(Beginning of EXTRACTED ENTRIES)

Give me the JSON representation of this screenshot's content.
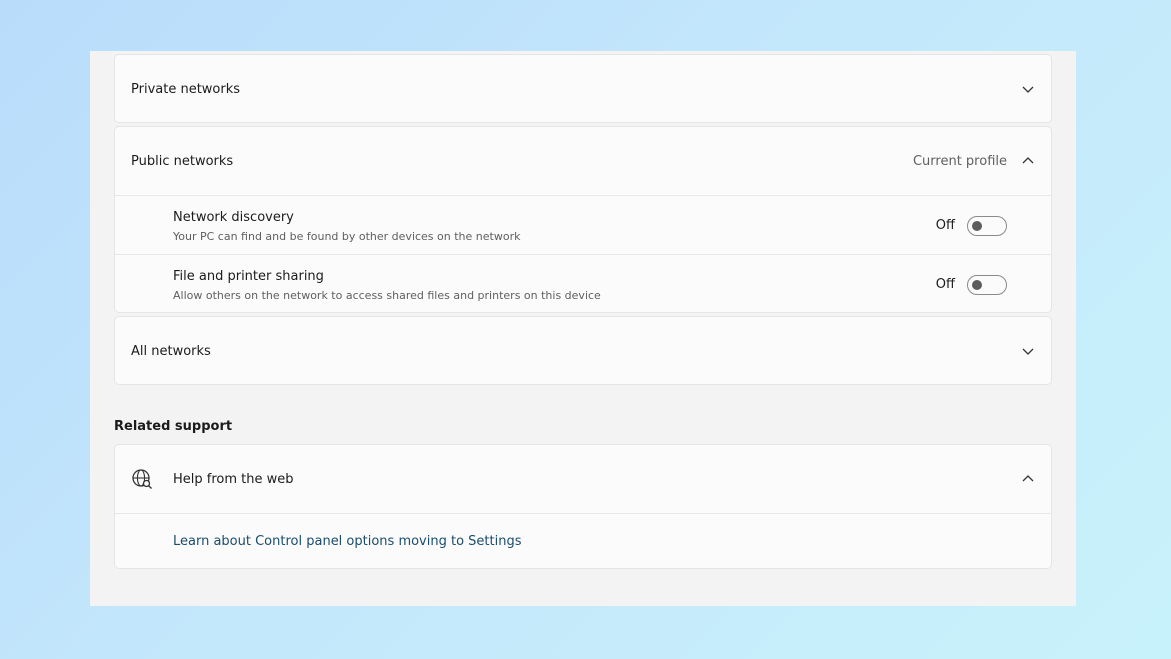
{
  "private_networks": {
    "label": "Private networks"
  },
  "public_networks": {
    "label": "Public networks",
    "status": "Current profile",
    "settings": [
      {
        "title": "Network discovery",
        "description": "Your PC can find and be found by other devices on the network",
        "state": "Off"
      },
      {
        "title": "File and printer sharing",
        "description": "Allow others on the network to access shared files and printers on this device",
        "state": "Off"
      }
    ]
  },
  "all_networks": {
    "label": "All networks"
  },
  "related_support": {
    "heading": "Related support",
    "help_title": "Help from the web",
    "link_text": "Learn about Control panel options moving to Settings"
  },
  "icons": {
    "expand": "chevron-down-icon",
    "collapse": "chevron-up-icon",
    "help": "globe-search-icon"
  }
}
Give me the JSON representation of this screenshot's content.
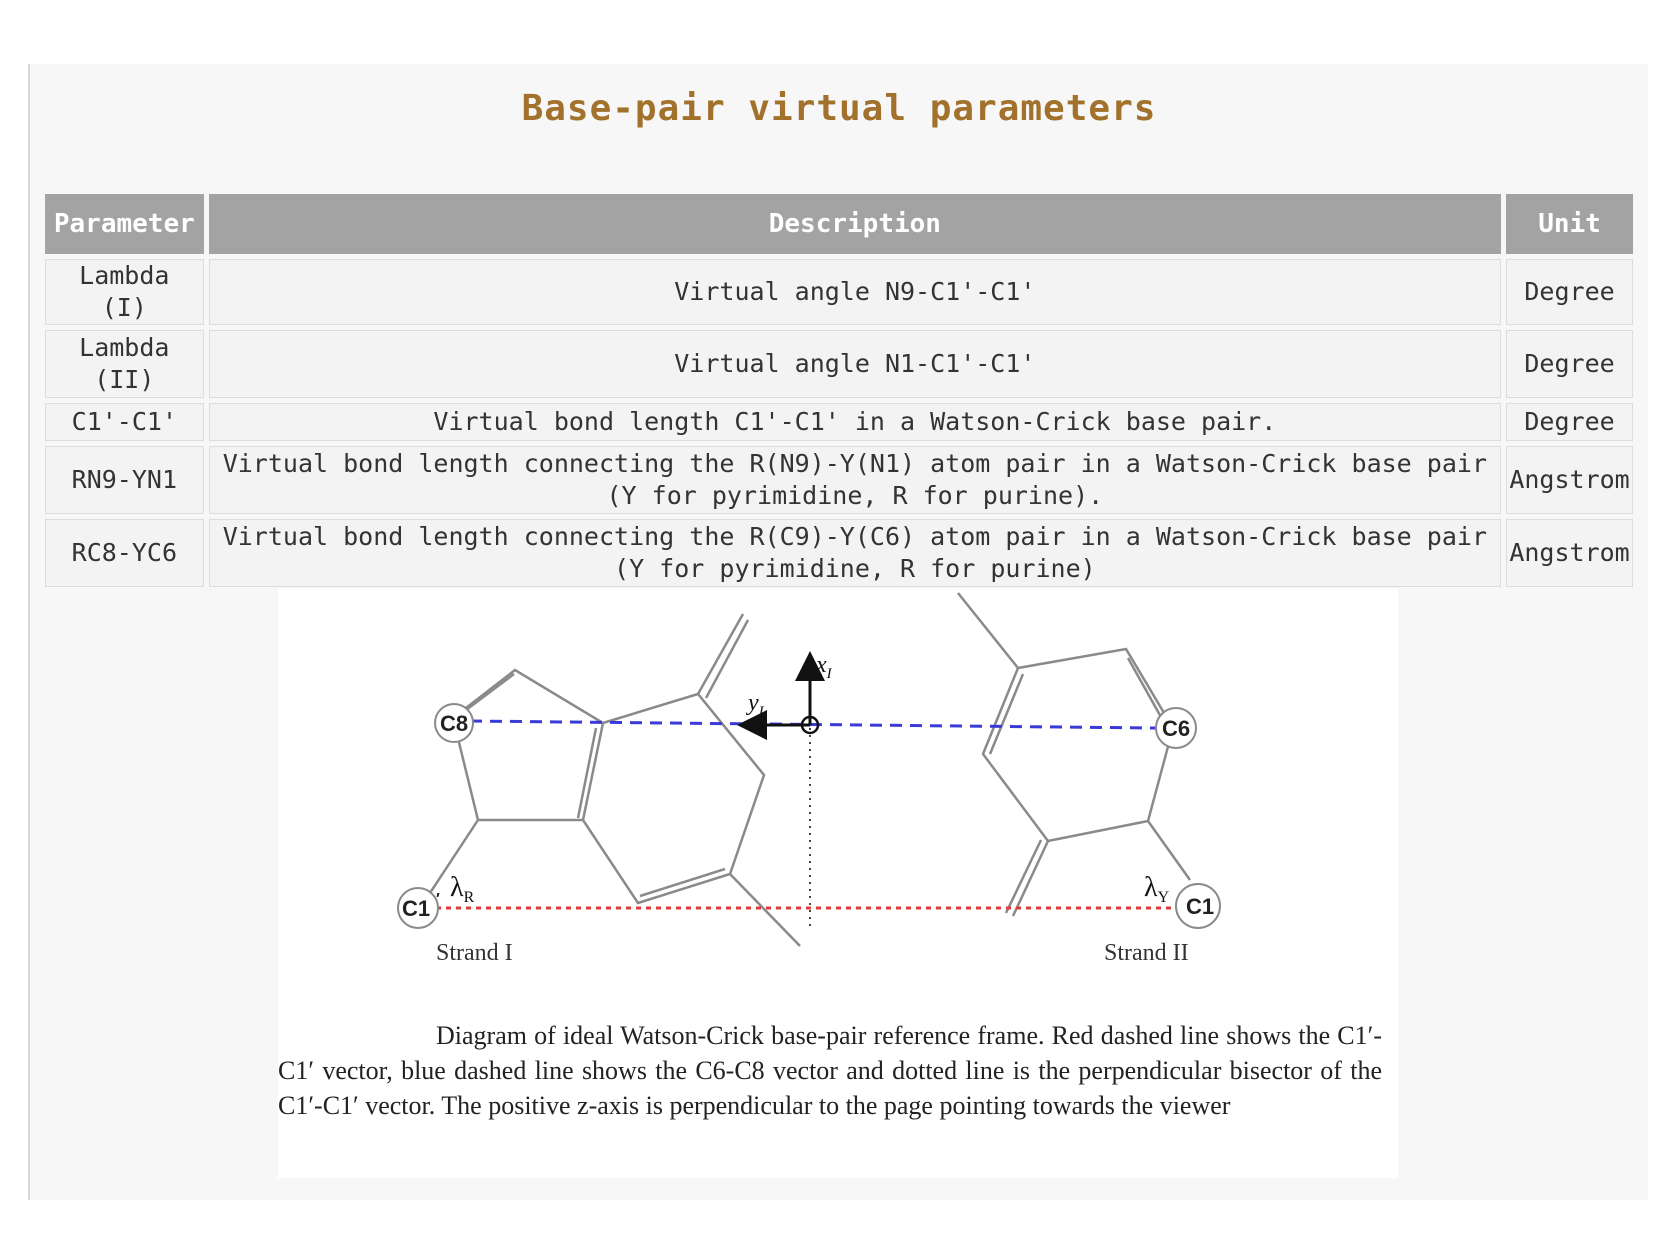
{
  "page": {
    "title": "Base-pair virtual parameters"
  },
  "table": {
    "headers": [
      "Parameter",
      "Description",
      "Unit"
    ],
    "rows": [
      {
        "parameter": "Lambda (I)",
        "description": "Virtual angle N9-C1'-C1'",
        "unit": "Degree"
      },
      {
        "parameter": "Lambda (II)",
        "description": "Virtual angle N1-C1'-C1'",
        "unit": "Degree"
      },
      {
        "parameter": "C1'-C1'",
        "description": "Virtual bond length C1'-C1' in a Watson-Crick base pair.",
        "unit": "Degree"
      },
      {
        "parameter": "RN9-YN1",
        "description": "Virtual bond length connecting the R(N9)-Y(N1) atom pair in a Watson-Crick base pair (Y for pyrimidine, R for purine).",
        "unit": "Angstrom"
      },
      {
        "parameter": "RC8-YC6",
        "description": "Virtual bond length connecting the R(C9)-Y(C6) atom pair in a Watson-Crick base pair (Y for pyrimidine, R for purine)",
        "unit": "Angstrom"
      }
    ]
  },
  "figure": {
    "labels": {
      "c8": "C8",
      "c6": "C6",
      "c1_left": "C1",
      "c1_right": "C1",
      "lambda_r": "λ",
      "lambda_r_sub": "R",
      "lambda_y": "λ",
      "lambda_y_sub": "Y",
      "x_axis": "x",
      "x_axis_sub": "I",
      "y_axis": "y",
      "y_axis_sub": "I",
      "strand_1": "Strand I",
      "strand_2": "Strand II"
    },
    "colors": {
      "blue_line": "#3a3ad8",
      "red_line": "#e03a3a",
      "structure": "#8a8a8a"
    },
    "caption": "Diagram of ideal Watson-Crick base-pair reference frame. Red dashed line shows the C1′-C1′ vector, blue dashed line shows the C6-C8 vector and dotted line is the perpendicular bisector of the C1′-C1′ vector. The positive z-axis is perpendicular to the page pointing towards the viewer"
  }
}
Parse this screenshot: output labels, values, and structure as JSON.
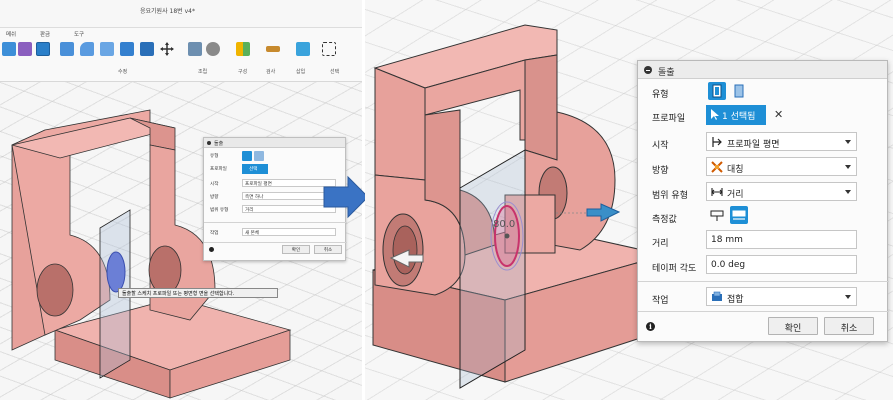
{
  "left": {
    "doc_title": "응요기원사 18번 v4*",
    "toolbar_tabs": [
      "메쉬",
      "판금",
      "도구"
    ],
    "toolbar_groups": [
      "수정",
      "조립",
      "구성",
      "검사",
      "삽입",
      "선택"
    ],
    "mini_dialog": {
      "title": "돌출",
      "rows": [
        {
          "label": "유형",
          "value": ""
        },
        {
          "label": "프로파일",
          "value": "선택"
        },
        {
          "label": "시작",
          "value": "프로파일 평면"
        },
        {
          "label": "방향",
          "value": "측면 하나"
        },
        {
          "label": "범위 유형",
          "value": "거리"
        },
        {
          "label": "작업",
          "value": "새 본체"
        }
      ],
      "ok": "확인",
      "cancel": "취소"
    },
    "tooltip": "돌출할 스케치 프로파일 또는 평면형 면을 선택합니다."
  },
  "right": {
    "dimension_label": "80.0",
    "dialog": {
      "title": "돌출",
      "type_label": "유형",
      "profile_label": "프로파일",
      "profile_value": "1 선택됨",
      "clear": "✕",
      "start_label": "시작",
      "start_value": "프로파일 평면",
      "direction_label": "방향",
      "direction_value": "대칭",
      "extent_label": "범위 유형",
      "extent_value": "거리",
      "measure_label": "측정값",
      "distance_label": "거리",
      "distance_value": "18 mm",
      "taper_label": "테이퍼 각도",
      "taper_value": "0.0 deg",
      "operation_label": "작업",
      "operation_value": "접합",
      "ok": "확인",
      "cancel": "취소"
    }
  },
  "colors": {
    "body": "#e8a09b",
    "body_dark": "#c98580",
    "accent_blue": "#1e8fd6",
    "arrow_blue": "#3a73c4"
  }
}
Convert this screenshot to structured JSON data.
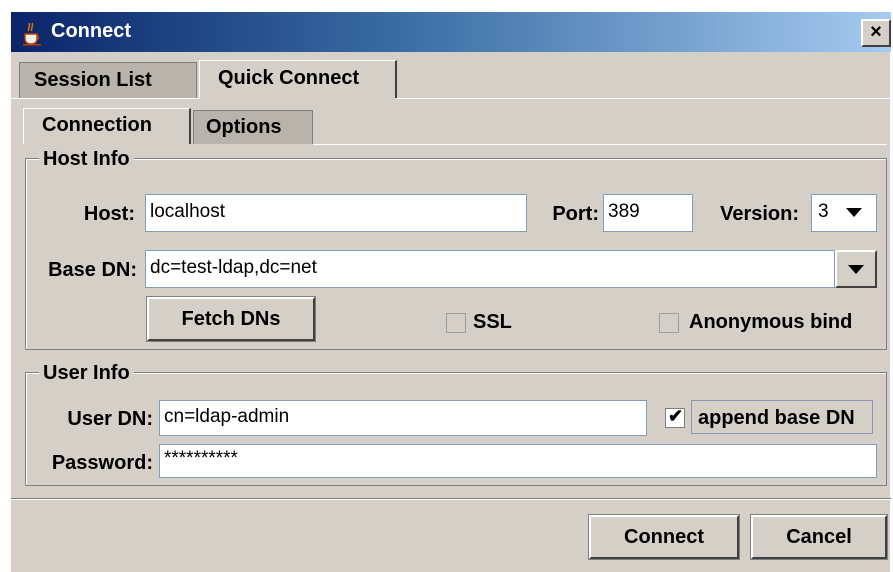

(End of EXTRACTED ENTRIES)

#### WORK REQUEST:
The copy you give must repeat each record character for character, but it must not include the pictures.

#### TASK OUTPUT:
Give me the JSON representation of this screenshot's content.
{
  "private_networks": {
    "label": "Private networks"
  },
  "public_networks": {
    "label": "Public networks",
    "status": "Current profile",
    "settings": [
      {
        "title": "Network discovery",
        "description": "Your PC can find and be found by other devices on the network",
        "state": "Off"
      },
      {
        "title": "File and printer sharing",
        "description": "Allow others on the network to access shared files and printers on this device",
        "state": "Off"
      }
    ]
  },
  "all_networks": {
    "label": "All networks"
  },
  "related_support": {
    "heading": "Related support",
    "help_title": "Help from the web",
    "link_text": "Learn about Control panel options moving to Settings"
  },
  "icons": {
    "expand": "chevron-down-icon",
    "collapse": "chevron-up-icon",
    "help": "globe-search-icon"
  }
}
Give me the JSON representation of this screenshot's content.
{
  "page": {
    "title": "Base-pair virtual parameters"
  },
  "table": {
    "headers": [
      "Parameter",
      "Description",
      "Unit"
    ],
    "rows": [
      {
        "parameter": "Lambda (I)",
        "description": "Virtual angle N9-C1'-C1'",
        "unit": "Degree"
      },
      {
        "parameter": "Lambda (II)",
        "description": "Virtual angle N1-C1'-C1'",
        "unit": "Degree"
      },
      {
        "parameter": "C1'-C1'",
        "description": "Virtual bond length C1'-C1' in a Watson-Crick base pair.",
        "unit": "Degree"
      },
      {
        "parameter": "RN9-YN1",
        "description": "Virtual bond length connecting the R(N9)-Y(N1) atom pair in a Watson-Crick base pair (Y for pyrimidine, R for purine).",
        "unit": "Angstrom"
      },
      {
        "parameter": "RC8-YC6",
        "description": "Virtual bond length connecting the R(C9)-Y(C6) atom pair in a Watson-Crick base pair (Y for pyrimidine, R for purine)",
        "unit": "Angstrom"
      }
    ]
  },
  "figure": {
    "labels": {
      "c8": "C8",
      "c6": "C6",
      "c1_left": "C1",
      "c1_right": "C1",
      "lambda_r": "λ",
      "lambda_r_sub": "R",
      "lambda_y": "λ",
      "lambda_y_sub": "Y",
      "x_axis": "x",
      "x_axis_sub": "I",
      "y_axis": "y",
      "y_axis_sub": "I",
      "strand_1": "Strand I",
      "strand_2": "Strand II"
    },
    "colors": {
      "blue_line": "#3a3ad8",
      "red_line": "#e03a3a",
      "structure": "#8a8a8a"
    },
    "caption": "Diagram of ideal Watson-Crick base-pair reference frame. Red dashed line shows the C1′-C1′ vector, blue dashed line shows the C6-C8 vector and dotted line is the perpendicular bisector of the C1′-C1′ vector. The positive z-axis is perpendicular to the page pointing towards the viewer"
  }
}
Parse this screenshot: output labels, values, and structure as JSON.
{
  "left": {
    "doc_title": "응요기원사 18번 v4*",
    "toolbar_tabs": [
      "메쉬",
      "판금",
      "도구"
    ],
    "toolbar_groups": [
      "수정",
      "조립",
      "구성",
      "검사",
      "삽입",
      "선택"
    ],
    "mini_dialog": {
      "title": "돌출",
      "rows": [
        {
          "label": "유형",
          "value": ""
        },
        {
          "label": "프로파일",
          "value": "선택"
        },
        {
          "label": "시작",
          "value": "프로파일 평면"
        },
        {
          "label": "방향",
          "value": "측면 하나"
        },
        {
          "label": "범위 유형",
          "value": "거리"
        },
        {
          "label": "작업",
          "value": "새 본체"
        }
      ],
      "ok": "확인",
      "cancel": "취소"
    },
    "tooltip": "돌출할 스케치 프로파일 또는 평면형 면을 선택합니다."
  },
  "right": {
    "dimension_label": "80.0",
    "dialog": {
      "title": "돌출",
      "type_label": "유형",
      "profile_label": "프로파일",
      "profile_value": "1 선택됨",
      "clear": "✕",
      "start_label": "시작",
      "start_value": "프로파일 평면",
      "direction_label": "방향",
      "direction_value": "대칭",
      "extent_label": "범위 유형",
      "extent_value": "거리",
      "measure_label": "측정값",
      "distance_label": "거리",
      "distance_value": "18 mm",
      "taper_label": "테이퍼 각도",
      "taper_value": "0.0 deg",
      "operation_label": "작업",
      "operation_value": "접합",
      "ok": "확인",
      "cancel": "취소"
    }
  },
  "colors": {
    "body": "#e8a09b",
    "body_dark": "#c98580",
    "accent_blue": "#1e8fd6",
    "arrow_blue": "#3a73c4"
  }
}
Convert this screenshot to structured JSON data.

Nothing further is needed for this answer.